By the time I hit my fifties, I, who am five feet tall on a good day, found myself weighing nearly 200 pounds. My grandmother and aunt died of complications from diabetes, my mother developed it too. But still I was blocked about what I could do that might actually work and not destroy my health, and became hopelessly stuck after a scary ride on fen-phen. But somehow, a few years ago, I was able to approach the massive project of taking it off with some strength and commitment. Bit by bit I have slogged away at it, with  several “vacations” from the journey caused by horrific stresses in my personal and professional life. Despite the “time-outs”, with perseverance and a lot of experimentation, I have managed to drop close to 70 pounds by now. I still have a way to go but the worst of it is over. Of course people want to know how I have done it, but there hasn’t been any specific formula or program; it’s been my own weird variations on Dr. Atkins, Paleo, the Primal Blueprint, and being patient with many plateaus and stops and starts along the way.  Thus far, I have managed to bash my way from size 20 pants down to 10 petites, and there is no denying how much fun I have had – pobrecita! – HAVING to replace every single item in my closet – down to the underwear – with stuff I can fit into now. And normal sizes! Shopping in the regular sizes – what a blast!
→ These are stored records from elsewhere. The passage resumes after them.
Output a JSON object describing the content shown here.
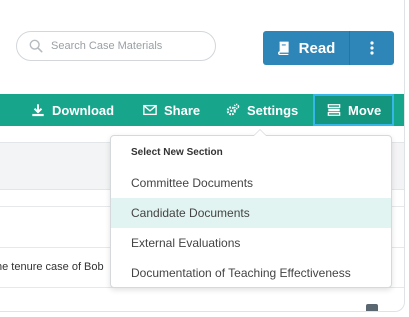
{
  "search": {
    "placeholder": "Search Case Materials",
    "icon": "search-icon"
  },
  "read_button": {
    "label": "Read",
    "icon": "book-icon",
    "color": "#2e86b8"
  },
  "more_button": {
    "icon": "vertical-ellipsis-icon"
  },
  "toolbar": {
    "color": "#17a58c",
    "download_label": "Download",
    "share_label": "Share",
    "settings_label": "Settings",
    "move_label": "Move"
  },
  "row": {
    "text": "he tenure case of Bob"
  },
  "dropdown": {
    "header": "Select New Section",
    "items": [
      {
        "label": "Committee Documents"
      },
      {
        "label": "Candidate Documents",
        "highlighted": true
      },
      {
        "label": "External Evaluations"
      },
      {
        "label": "Documentation of Teaching Effectiveness"
      }
    ]
  }
}
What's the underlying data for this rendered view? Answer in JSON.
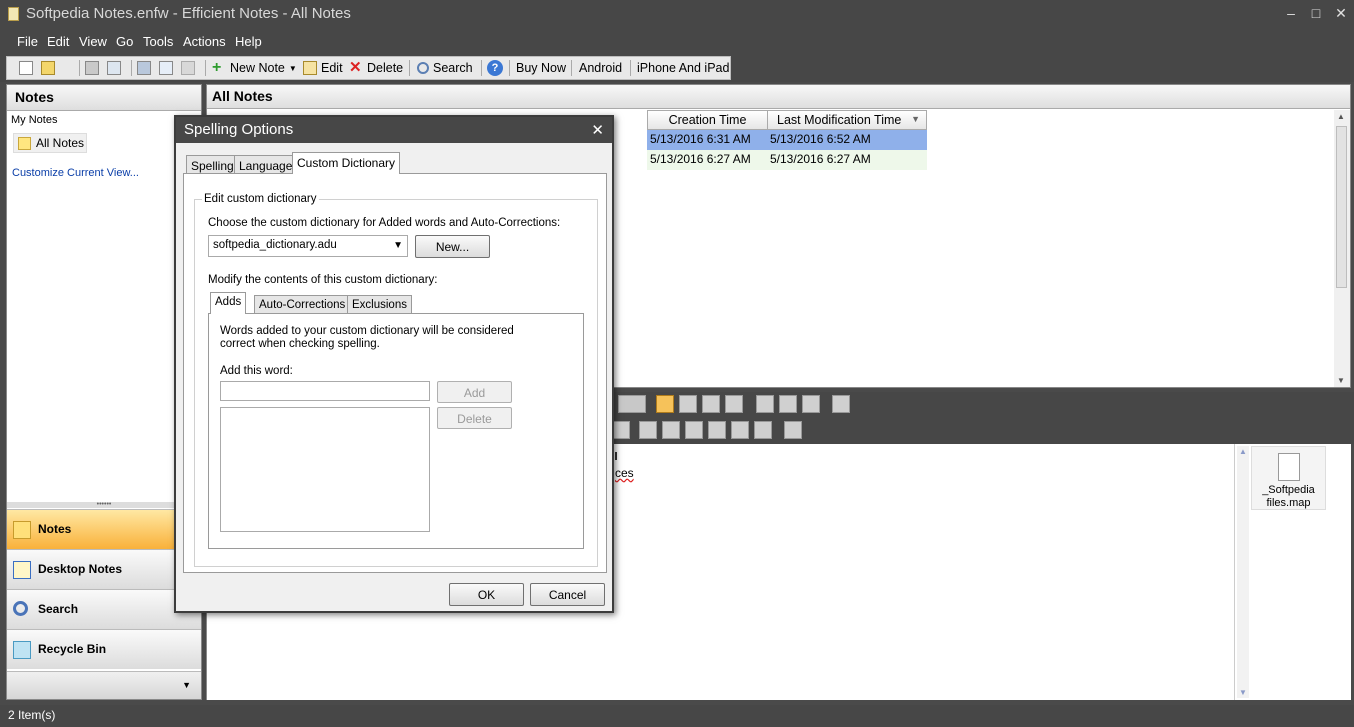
{
  "window": {
    "title": "Softpedia Notes.enfw - Efficient Notes - All Notes",
    "minimize": "–",
    "restore": "□",
    "close": "✕"
  },
  "menu": [
    "File",
    "Edit",
    "View",
    "Go",
    "Tools",
    "Actions",
    "Help"
  ],
  "toolbar": {
    "new_note": "New Note",
    "edit": "Edit",
    "delete": "Delete",
    "search": "Search",
    "buy_now": "Buy Now",
    "android": "Android",
    "iphone": "iPhone And iPad"
  },
  "left_panel": {
    "title": "Notes",
    "section": "My Notes",
    "folder": "All Notes",
    "customize": "Customize Current View...",
    "nav": [
      "Notes",
      "Desktop Notes",
      "Search",
      "Recycle Bin"
    ]
  },
  "main": {
    "title": "All Notes",
    "columns": [
      "Creation Time",
      "Last Modification Time"
    ],
    "rows": [
      {
        "created": "5/13/2016 6:31 AM",
        "modified": "5/13/2016 6:52 AM"
      },
      {
        "created": "5/13/2016 6:27 AM",
        "modified": "5/13/2016 6:27 AM"
      }
    ]
  },
  "editor": {
    "fragment": "ces"
  },
  "attachment": {
    "name": "_Softpedia files.map"
  },
  "status": "2 Item(s)",
  "dialog": {
    "title": "Spelling Options",
    "close": "✕",
    "tabs": [
      "Spelling",
      "Language",
      "Custom Dictionary"
    ],
    "group_label": "Edit custom dictionary",
    "choose_label": "Choose the custom dictionary for Added words and Auto-Corrections:",
    "dictionary": "softpedia_dictionary.adu",
    "new_button": "New...",
    "modify_label": "Modify the contents of this custom dictionary:",
    "subtabs": [
      "Adds",
      "Auto-Corrections",
      "Exclusions"
    ],
    "adds_desc_1": "Words added to your custom dictionary will be considered",
    "adds_desc_2": "correct when checking spelling.",
    "add_word_label": "Add this word:",
    "add_button": "Add",
    "delete_button": "Delete",
    "ok": "OK",
    "cancel": "Cancel"
  }
}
But now I am in the “you’d better add exercise” phase because my skin is hanging off me in places, and at age 65 I was starting to have some of the aches and pains that plague so many people “our” age. It’s great that we can get a 50% discount on bus tickets with our “senectud/Third Age” old age cards from the Mexican government, but it IS sort of a memento mori to have been able to apply for them. Climbing up stairs was starting to hurt, my back was starting to hurt, all that stuff. Arnold also said he wanted to do something so we began working out with a personal trainer three times a week. But our trainer loves to travel, so I figured that I’d better just bash myself over the head (counts as exercise!) and put together a routine I can do by myself if/when he nips off for a week or two. My sister treated me to some dumbbells while she was here last week and I bought some ankle weights and a barbell and now I’m trying to decipher the worldview of the person who actually USES this stuff and works out a few times a week.
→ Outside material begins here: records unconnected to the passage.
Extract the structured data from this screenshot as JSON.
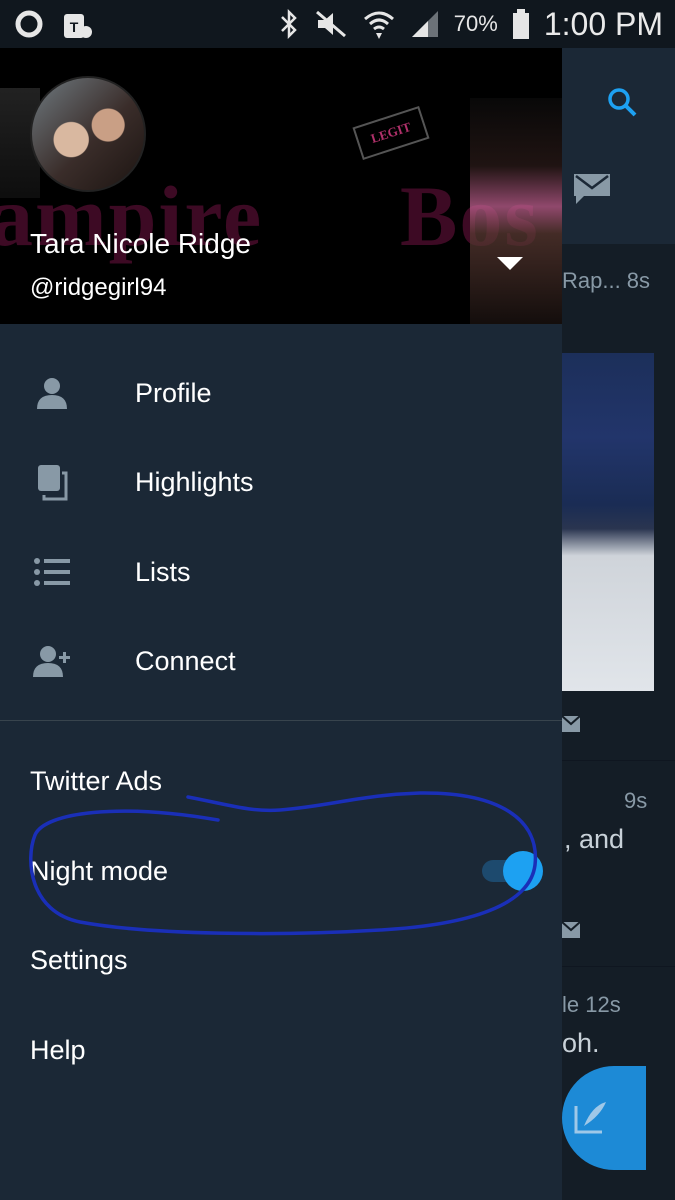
{
  "status_bar": {
    "battery_percent": "70%",
    "time": "1:00 PM",
    "icons": [
      "sync-icon",
      "tmobile-icon",
      "bluetooth-icon",
      "mute-icon",
      "wifi-icon",
      "signal-icon",
      "battery-icon"
    ]
  },
  "drawer": {
    "user": {
      "name": "Tara Nicole Ridge",
      "handle": "@ridgegirl94"
    },
    "header_art": {
      "stamp_text": "LEGIT",
      "text_left": "ampire",
      "text_right": "Bos"
    },
    "menu": [
      {
        "label": "Profile",
        "icon": "profile-icon"
      },
      {
        "label": "Highlights",
        "icon": "highlights-icon"
      },
      {
        "label": "Lists",
        "icon": "lists-icon"
      },
      {
        "label": "Connect",
        "icon": "connect-icon"
      }
    ],
    "secondary": {
      "twitter_ads": "Twitter Ads",
      "night_mode": "Night mode",
      "night_mode_enabled": true,
      "settings": "Settings",
      "help": "Help"
    }
  },
  "timeline_peek": {
    "tweet1_meta": "Rap... 8s",
    "tweet2_time": "9s",
    "tweet2_text": ", and",
    "tweet3_meta": "le  12s",
    "tweet3_text": "oh."
  },
  "colors": {
    "background": "#15202b",
    "drawer": "#1b2836",
    "accent": "#1da1f2",
    "annotation": "#1a2fb8"
  }
}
It’s all trial and error. If you read books (of course I have an intellectual’s approach to all this, spending weeks READING about it before I would actually do anything, god help us, physical) some of them say “a 65 year old can do just about anything a 35 year old can do” but there are also books and websites that say “over 65 you have to be really careful” and everything in between. Who knows? I guess you have to be your own lab rat. So far I have indeed been cautious, as I’ve gotten injured on these physical fitness forays in the past and I do have any aging person’s share of leftover weird stuff from having been rear-ended a few times, bad feet and a wrecked ankle, bouts with sciatica, and so forth.

But our trainer got us going with very light weights and neither of us got injured or horribly stiff as we edged sideways, sort of crablike, into our little beginner’s fitness regimens. But now I’m ready for more.  My original “fitness goal” of being able to lift my heavy Kitchenaid stand mixer out of its lower cabinet up onto the counter with ease has been met. Where do I go from here? Ironically, pretty much the only thing I used the Kitchenaid for was baking or making mashed potatoes with its cool balloon whip attachment, and that’s been long thrown out the window on a low carb diet, so I may as well replace THAT object-to-lift with something else. Enter the barbell.

So I spent last evening working on an exercise chart, how many reps and sets of which exercise (here is where the “senectud” comes in, I lose count along the way).  I am going to try for four or five circuit workouts a week using a tattered old Gold’s Gym weightlifting book from the 70’s (have had it for years) as my guide. I figure they ought to know about this stuff and that book seems as good as any.

Wish me luck!